Attempting to eliminate preventable vehicle failures through engineering controls is a current trend in EMS fleet maintenance, known as preventative vehicle maintenance. The concept involves considering the expected lifespan of various replaceable vehicle components and servicing and/or replacing these prior to the expected end-of-life of that component. Commonly considered vehicle checkpoints for EMS vehicle preventative maintenance include:
- Engine oil
- Oil filters
- Engine coolant/antifreeze
- Ball joints
- Windshield wipers
Based on your vehicle’s expected usage in both driven miles and engine hours, combined with the type of vehicle usage (i.e., non-emergency driving, emergency driving, urban driving, rural driving, etc.), as well as the manufacturer’s recommended replacement schedule for these components, you can develop a vehicle preventative maintenance plan and service schedule. Miles driven and engine hours are particularly important factors to capture in these calculations if your agency’s vehicles spend excessive time idling, especially if deployed via system status management.

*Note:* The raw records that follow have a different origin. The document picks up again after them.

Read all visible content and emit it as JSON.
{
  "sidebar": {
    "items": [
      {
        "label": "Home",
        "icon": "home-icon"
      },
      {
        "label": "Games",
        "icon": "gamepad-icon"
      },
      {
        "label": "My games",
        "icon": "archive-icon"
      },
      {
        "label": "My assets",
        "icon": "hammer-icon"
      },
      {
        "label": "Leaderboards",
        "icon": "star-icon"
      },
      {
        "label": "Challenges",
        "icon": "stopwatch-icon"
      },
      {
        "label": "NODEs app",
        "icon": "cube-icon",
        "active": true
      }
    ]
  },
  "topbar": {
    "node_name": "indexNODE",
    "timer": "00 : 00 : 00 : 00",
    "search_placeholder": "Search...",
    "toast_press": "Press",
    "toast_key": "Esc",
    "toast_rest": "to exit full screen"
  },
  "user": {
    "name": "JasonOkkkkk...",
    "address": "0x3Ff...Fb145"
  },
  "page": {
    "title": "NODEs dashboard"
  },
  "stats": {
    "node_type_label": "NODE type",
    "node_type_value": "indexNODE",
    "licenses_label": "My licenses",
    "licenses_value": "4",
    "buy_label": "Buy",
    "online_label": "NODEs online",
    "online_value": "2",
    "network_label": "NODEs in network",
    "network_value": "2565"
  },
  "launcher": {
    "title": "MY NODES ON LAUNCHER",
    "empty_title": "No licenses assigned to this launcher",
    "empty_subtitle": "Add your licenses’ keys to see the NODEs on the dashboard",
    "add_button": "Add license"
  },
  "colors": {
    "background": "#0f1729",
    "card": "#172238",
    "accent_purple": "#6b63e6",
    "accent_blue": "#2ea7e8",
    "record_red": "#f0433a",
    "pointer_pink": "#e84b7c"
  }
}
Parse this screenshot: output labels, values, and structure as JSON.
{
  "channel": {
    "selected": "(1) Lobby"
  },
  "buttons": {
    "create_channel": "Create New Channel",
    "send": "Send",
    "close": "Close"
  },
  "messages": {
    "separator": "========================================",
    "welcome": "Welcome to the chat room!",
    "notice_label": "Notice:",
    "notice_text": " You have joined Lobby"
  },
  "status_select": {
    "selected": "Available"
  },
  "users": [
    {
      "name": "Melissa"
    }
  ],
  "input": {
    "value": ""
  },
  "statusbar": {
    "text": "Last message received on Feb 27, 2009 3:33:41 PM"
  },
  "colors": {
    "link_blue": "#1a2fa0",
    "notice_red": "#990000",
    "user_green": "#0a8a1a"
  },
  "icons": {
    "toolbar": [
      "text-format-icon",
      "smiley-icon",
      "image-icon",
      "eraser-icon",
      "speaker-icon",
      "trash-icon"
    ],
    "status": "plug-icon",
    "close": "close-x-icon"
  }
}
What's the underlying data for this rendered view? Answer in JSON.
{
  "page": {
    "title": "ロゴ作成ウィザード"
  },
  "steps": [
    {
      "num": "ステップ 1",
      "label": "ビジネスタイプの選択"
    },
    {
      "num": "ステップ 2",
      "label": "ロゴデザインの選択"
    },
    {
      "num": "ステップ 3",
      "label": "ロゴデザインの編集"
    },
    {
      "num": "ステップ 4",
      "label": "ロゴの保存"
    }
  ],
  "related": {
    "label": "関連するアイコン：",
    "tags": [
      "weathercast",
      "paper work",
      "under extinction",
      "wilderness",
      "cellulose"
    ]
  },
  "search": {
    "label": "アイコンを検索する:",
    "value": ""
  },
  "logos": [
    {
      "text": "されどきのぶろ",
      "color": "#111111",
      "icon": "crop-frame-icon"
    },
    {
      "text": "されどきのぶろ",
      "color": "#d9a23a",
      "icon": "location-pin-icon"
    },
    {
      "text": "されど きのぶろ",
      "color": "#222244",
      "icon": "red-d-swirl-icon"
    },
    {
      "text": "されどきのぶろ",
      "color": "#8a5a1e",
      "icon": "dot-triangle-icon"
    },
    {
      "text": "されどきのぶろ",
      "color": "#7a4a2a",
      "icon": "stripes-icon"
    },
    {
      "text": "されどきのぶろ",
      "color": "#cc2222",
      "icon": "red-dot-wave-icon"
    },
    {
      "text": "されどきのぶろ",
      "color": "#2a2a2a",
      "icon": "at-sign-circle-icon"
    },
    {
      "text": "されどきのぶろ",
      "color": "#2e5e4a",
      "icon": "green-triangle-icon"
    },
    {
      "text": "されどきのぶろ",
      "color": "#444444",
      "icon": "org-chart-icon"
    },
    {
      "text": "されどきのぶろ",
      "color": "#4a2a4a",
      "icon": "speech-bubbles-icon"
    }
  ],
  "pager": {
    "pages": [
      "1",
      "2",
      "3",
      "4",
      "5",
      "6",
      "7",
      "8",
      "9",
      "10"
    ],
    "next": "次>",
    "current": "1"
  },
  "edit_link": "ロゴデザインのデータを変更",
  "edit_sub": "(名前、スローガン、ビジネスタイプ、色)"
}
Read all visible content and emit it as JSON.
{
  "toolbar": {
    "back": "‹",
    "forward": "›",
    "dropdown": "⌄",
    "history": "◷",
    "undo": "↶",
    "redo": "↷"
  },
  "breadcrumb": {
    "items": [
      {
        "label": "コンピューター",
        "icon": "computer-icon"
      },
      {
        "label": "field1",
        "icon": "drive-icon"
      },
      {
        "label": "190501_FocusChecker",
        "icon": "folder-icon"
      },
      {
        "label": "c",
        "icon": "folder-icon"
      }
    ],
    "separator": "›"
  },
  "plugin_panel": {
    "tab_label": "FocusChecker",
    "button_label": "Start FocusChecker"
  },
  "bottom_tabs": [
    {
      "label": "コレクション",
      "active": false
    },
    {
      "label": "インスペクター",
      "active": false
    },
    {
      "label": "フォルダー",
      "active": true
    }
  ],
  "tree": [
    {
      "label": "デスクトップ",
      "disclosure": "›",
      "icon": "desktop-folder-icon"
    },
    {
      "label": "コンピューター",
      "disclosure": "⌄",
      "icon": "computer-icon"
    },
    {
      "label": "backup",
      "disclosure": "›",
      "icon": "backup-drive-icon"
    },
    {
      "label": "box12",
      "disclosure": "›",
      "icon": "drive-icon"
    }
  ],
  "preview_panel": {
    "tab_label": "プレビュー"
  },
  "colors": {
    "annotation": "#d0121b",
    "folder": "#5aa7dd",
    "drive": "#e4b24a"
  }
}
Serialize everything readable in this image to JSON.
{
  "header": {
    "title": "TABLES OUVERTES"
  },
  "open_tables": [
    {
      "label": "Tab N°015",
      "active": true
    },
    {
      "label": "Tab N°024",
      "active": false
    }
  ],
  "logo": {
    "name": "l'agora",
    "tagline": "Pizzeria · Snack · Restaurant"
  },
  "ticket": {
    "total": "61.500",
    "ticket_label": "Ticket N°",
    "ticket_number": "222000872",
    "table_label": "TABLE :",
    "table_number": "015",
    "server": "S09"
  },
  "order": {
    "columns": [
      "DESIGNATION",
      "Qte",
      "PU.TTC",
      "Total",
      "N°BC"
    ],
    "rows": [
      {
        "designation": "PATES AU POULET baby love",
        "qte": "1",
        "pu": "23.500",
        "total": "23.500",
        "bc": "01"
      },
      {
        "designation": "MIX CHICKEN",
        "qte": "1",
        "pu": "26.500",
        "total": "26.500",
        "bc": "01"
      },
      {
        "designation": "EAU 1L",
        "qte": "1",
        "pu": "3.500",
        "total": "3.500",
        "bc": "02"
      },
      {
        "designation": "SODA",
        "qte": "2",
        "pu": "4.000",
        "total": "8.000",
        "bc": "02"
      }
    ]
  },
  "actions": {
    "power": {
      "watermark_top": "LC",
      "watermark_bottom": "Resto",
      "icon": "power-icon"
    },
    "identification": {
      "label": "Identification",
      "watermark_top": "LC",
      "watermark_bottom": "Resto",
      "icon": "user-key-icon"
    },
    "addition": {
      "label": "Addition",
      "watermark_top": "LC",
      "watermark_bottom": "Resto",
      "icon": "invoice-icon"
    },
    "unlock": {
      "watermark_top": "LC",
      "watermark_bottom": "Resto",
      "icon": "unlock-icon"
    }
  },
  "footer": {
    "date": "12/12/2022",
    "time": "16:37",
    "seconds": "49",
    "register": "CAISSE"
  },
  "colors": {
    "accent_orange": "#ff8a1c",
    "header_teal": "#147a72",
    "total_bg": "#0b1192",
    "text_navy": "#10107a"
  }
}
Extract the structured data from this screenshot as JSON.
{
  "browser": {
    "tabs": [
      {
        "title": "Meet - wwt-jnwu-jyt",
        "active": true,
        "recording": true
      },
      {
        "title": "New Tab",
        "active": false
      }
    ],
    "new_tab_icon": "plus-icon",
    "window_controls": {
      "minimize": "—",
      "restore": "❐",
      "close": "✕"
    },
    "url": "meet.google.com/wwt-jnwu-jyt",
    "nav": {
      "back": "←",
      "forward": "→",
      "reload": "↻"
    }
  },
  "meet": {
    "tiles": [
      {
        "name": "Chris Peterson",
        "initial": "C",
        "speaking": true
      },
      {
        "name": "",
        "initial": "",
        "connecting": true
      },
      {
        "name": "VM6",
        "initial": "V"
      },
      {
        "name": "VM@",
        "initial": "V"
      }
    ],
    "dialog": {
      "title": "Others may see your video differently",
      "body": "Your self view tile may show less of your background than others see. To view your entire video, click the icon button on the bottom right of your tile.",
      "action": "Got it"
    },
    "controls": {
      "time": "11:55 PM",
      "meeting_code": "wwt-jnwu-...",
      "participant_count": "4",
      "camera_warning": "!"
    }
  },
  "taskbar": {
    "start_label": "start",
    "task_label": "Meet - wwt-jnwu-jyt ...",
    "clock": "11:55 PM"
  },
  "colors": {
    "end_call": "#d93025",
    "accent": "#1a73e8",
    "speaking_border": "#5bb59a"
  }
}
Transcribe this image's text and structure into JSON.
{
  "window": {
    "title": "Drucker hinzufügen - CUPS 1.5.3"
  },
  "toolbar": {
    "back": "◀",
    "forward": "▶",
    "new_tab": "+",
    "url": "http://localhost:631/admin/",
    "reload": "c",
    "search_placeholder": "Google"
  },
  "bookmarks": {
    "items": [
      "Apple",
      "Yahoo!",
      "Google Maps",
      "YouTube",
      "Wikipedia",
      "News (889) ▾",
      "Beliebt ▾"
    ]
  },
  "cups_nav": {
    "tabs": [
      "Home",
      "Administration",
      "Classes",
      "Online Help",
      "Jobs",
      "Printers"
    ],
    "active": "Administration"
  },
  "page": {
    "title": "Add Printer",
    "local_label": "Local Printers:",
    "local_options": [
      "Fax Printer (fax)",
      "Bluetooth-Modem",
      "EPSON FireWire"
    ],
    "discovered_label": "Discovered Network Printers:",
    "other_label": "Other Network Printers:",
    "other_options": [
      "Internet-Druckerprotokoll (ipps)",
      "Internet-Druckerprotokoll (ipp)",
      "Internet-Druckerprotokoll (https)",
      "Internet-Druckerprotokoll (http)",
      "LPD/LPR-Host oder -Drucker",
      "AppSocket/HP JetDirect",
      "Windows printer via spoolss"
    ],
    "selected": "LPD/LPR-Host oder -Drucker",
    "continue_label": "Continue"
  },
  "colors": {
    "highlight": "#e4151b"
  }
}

As the organization’s plan matures, leadership will want to study the results and make modifications as necessary. A good practice is to begin benchmarking the agency against others, setting goals for vehicles, clinicians, service vendors and capital budget. Try working backwards in this area with leadership to determine appropriate targets for vehicle replacement schedules. Knowing how long a vehicle is expected to be kept in service can assist with capital budget planning for replacement or remounting the module on a new chassis. This synchronization of planning, operations and logistics functions will help ensure you do not over-invest in fleet maintenance for a particular vehicle if replacing the vehicle is the more logical and cost-effective approach.
About the author
Les Polk has worked in EMS for more than 15 years. He has worked as a paramedic at EMS agencies in both New Jersey and Pennsylvania, serving in a variety of EMS leadership capacities in logistics, operations, education, and administration. He completed his undergraduate degree at Muhlenberg College in Allentown, PA and a M.S. degree from the George Washington University in Washington, D.C. concentrating in EMS Leadership, is a Fellow of the American College of Paramedic Executives and is a Certified Six Sigma Black Belt.
Download the EMS1 fleet management products buying guide to learn key steps for product selection, purchasing and implementation to turn your vehicle data into valuable operational analytics.